A comparison of environmental pollution coverage in the mainstream, African American, and other alternative press
Research has suggested that the present media merger frenzy will result in one-dimensional content due to a reduced number of media outlets and pervasive cross-ownership. This research examined 1,180 articles about environmental pollution over 29 years from four different groups of newspapers, each with different geographic location, ownership, socioeconomic readership and circulation. Results revealed that content was overwhelmingly directed to upper-socioeconomic groups across all four categories of newspapers regardless of specific issue or time. Heavily weighted coverage that could not have been found through random chance alone indicated an abandonment of a newspapers’ social responsibility function. This abdication was attributed to the industry-wide factors of pervasive journalistic norms and the importance of advertising revenue.
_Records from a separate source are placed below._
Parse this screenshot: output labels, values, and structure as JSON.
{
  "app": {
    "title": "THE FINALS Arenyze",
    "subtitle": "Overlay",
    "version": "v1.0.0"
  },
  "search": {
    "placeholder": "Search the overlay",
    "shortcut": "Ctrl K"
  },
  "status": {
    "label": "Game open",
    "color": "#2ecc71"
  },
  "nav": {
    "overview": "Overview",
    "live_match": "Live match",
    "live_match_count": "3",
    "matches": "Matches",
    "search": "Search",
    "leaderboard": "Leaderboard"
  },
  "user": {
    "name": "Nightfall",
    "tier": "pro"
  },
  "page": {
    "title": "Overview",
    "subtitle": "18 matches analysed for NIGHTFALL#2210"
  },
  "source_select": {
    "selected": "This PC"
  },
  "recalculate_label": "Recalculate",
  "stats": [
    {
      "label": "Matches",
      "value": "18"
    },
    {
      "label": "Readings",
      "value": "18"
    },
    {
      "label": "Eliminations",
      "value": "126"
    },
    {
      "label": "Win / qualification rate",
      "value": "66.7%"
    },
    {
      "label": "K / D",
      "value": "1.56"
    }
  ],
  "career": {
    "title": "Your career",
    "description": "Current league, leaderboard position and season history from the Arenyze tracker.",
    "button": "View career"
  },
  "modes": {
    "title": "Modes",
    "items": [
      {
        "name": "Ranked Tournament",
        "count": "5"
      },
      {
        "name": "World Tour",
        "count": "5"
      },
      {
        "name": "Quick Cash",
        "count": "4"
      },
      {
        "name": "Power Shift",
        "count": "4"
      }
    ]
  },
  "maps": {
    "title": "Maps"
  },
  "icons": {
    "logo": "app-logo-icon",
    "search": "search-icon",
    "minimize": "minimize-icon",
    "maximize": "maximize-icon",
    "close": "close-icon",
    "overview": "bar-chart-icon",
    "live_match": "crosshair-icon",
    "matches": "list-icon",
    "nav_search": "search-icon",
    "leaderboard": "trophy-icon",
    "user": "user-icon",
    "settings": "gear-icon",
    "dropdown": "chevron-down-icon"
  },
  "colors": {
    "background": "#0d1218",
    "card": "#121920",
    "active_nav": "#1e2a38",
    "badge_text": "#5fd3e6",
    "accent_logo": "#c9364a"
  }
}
SubjectsMedia representation of marginal groups
- Arts: Journal Articles